BEGIN Data shown

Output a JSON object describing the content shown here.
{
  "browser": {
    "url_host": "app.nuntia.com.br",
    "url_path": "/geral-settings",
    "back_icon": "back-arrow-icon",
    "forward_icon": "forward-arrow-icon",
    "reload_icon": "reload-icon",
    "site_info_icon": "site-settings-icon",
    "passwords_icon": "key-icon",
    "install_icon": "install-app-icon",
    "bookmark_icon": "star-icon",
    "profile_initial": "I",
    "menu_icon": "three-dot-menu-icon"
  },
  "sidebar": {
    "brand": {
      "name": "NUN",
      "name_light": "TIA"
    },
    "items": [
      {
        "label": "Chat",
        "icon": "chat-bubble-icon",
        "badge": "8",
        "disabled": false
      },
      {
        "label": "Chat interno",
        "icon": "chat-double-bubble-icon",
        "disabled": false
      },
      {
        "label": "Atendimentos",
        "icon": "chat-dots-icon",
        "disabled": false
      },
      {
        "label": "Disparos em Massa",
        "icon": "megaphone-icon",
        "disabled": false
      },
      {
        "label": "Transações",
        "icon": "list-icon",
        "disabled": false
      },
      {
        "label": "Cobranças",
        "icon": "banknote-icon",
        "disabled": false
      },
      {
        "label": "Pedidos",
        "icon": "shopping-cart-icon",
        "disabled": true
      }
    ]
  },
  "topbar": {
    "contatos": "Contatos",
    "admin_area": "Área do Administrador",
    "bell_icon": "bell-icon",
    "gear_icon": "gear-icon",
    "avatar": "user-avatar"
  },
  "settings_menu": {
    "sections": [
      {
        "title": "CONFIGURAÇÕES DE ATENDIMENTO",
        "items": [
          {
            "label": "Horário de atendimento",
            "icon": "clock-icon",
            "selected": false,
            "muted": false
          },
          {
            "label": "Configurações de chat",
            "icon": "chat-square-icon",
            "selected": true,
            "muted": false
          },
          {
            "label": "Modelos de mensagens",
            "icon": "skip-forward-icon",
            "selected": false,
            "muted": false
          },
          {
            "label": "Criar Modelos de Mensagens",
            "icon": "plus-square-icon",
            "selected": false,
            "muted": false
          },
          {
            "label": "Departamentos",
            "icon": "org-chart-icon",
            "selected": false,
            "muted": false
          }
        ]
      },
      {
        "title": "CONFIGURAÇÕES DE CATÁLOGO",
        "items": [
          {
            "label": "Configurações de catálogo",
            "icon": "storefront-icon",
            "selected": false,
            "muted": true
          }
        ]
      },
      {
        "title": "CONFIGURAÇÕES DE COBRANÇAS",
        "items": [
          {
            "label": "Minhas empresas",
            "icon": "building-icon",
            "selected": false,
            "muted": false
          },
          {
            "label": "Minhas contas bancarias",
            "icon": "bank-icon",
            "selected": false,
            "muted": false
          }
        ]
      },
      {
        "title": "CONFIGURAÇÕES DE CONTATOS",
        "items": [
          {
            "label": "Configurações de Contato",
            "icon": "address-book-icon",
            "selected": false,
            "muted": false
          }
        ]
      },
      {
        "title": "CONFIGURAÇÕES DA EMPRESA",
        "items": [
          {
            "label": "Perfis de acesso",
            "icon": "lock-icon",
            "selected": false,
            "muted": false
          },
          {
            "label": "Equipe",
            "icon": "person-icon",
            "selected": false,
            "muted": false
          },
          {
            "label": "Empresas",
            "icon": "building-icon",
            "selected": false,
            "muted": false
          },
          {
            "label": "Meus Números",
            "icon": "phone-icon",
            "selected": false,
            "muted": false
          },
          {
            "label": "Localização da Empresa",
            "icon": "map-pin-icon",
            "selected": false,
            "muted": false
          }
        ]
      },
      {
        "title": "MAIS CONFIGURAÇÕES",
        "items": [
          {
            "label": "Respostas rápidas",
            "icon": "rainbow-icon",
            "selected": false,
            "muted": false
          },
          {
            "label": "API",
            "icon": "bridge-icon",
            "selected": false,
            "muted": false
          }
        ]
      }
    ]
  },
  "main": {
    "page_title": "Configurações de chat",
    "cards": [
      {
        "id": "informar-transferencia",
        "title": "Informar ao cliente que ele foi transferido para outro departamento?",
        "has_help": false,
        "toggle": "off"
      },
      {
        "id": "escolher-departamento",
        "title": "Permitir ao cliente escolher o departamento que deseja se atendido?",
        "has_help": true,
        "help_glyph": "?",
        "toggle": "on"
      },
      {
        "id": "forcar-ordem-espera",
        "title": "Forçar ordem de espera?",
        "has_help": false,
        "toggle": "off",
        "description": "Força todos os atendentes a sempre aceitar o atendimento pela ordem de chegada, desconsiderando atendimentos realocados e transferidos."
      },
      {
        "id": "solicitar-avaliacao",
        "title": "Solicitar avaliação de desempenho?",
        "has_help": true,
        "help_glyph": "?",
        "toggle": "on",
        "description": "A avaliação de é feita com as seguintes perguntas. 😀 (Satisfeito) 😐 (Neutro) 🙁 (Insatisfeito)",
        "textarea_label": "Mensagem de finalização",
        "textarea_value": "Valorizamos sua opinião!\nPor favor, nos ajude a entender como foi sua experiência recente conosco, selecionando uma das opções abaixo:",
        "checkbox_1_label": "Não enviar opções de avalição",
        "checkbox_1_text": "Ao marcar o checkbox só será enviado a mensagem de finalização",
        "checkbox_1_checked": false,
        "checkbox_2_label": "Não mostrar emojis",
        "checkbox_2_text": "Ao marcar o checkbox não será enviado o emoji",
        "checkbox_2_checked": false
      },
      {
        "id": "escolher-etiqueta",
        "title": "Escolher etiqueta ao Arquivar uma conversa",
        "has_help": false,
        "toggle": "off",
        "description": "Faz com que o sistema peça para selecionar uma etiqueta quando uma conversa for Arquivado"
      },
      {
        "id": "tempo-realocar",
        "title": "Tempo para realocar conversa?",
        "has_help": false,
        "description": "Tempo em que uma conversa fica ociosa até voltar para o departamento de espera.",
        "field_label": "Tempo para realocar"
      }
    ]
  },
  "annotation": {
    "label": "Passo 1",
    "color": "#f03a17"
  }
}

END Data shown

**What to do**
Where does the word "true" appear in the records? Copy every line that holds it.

**Solution for this exercise**
        "disabled": true
            "selected": true,
            "muted": true
        "has_help": true,
        "has_help": true,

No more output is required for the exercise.